Task instructions » Where in the records does the word "limit" appear? Copy each line that holds it.

Items from a dataset:
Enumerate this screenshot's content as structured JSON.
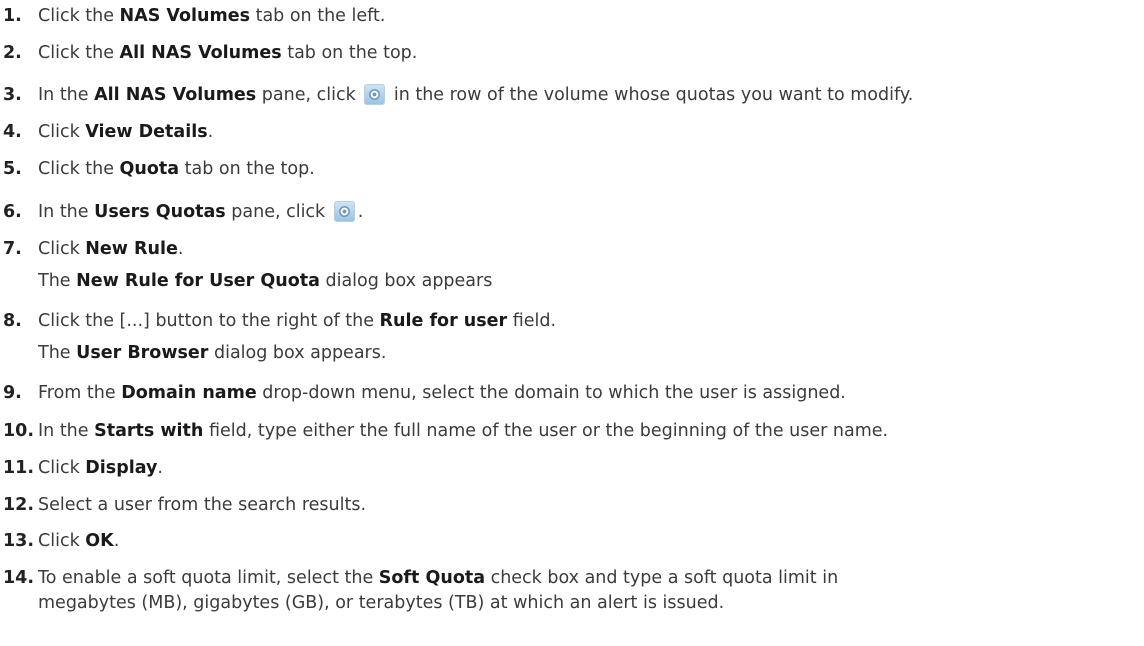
{
  "steps": [
    {
      "num": "1.",
      "t1": "Click the ",
      "b1": "NAS Volumes",
      "t2": " tab on the left."
    },
    {
      "num": "2.",
      "t1": "Click the ",
      "b1": "All NAS Volumes",
      "t2": " tab on the top."
    },
    {
      "num": "3.",
      "t1": "In the ",
      "b1": "All NAS Volumes",
      "t2": " pane, click ",
      "t3": " in the row of the volume whose quotas you want to modify."
    },
    {
      "num": "4.",
      "t1": "Click ",
      "b1": "View Details",
      "t2": "."
    },
    {
      "num": "5.",
      "t1": "Click the ",
      "b1": "Quota",
      "t2": " tab on the top."
    },
    {
      "num": "6.",
      "t1": "In the ",
      "b1": "Users Quotas",
      "t2": " pane, click ",
      "t3": "."
    },
    {
      "num": "7.",
      "t1": "Click ",
      "b1": "New Rule",
      "t2": "."
    },
    {
      "t1": "The ",
      "b1": "New Rule for User Quota",
      "t2": " dialog box appears"
    },
    {
      "num": "8.",
      "t1": "Click the [...] button to the right of the ",
      "b1": "Rule for user",
      "t2": " field."
    },
    {
      "t1": "The ",
      "b1": "User Browser",
      "t2": " dialog box appears."
    },
    {
      "num": "9.",
      "t1": "From the ",
      "b1": "Domain name",
      "t2": " drop-down menu, select the domain to which the user is assigned."
    },
    {
      "num": "10.",
      "t1": "In the ",
      "b1": "Starts with",
      "t2": " field, type either the full name of the user or the beginning of the user name."
    },
    {
      "num": "11.",
      "t1": "Click ",
      "b1": "Display",
      "t2": "."
    },
    {
      "num": "12.",
      "t1": "Select a user from the search results."
    },
    {
      "num": "13.",
      "t1": "Click ",
      "b1": "OK",
      "t2": "."
    },
    {
      "num": "14.",
      "t1": "To enable a soft quota limit, select the ",
      "b1": "Soft Quota",
      "t2": " check box and type a soft quota limit in"
    },
    {
      "t1": "megabytes (MB), gigabytes (GB), or terabytes (TB) at which an alert is issued."
    }
  ],
  "icons": {
    "gear": "gear-icon",
    "color": "#9cc3e4"
  }
}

Solution for this problem »
      "t1": "To enable a soft quota limit, select the ",
      "t2": " check box and type a soft quota limit in"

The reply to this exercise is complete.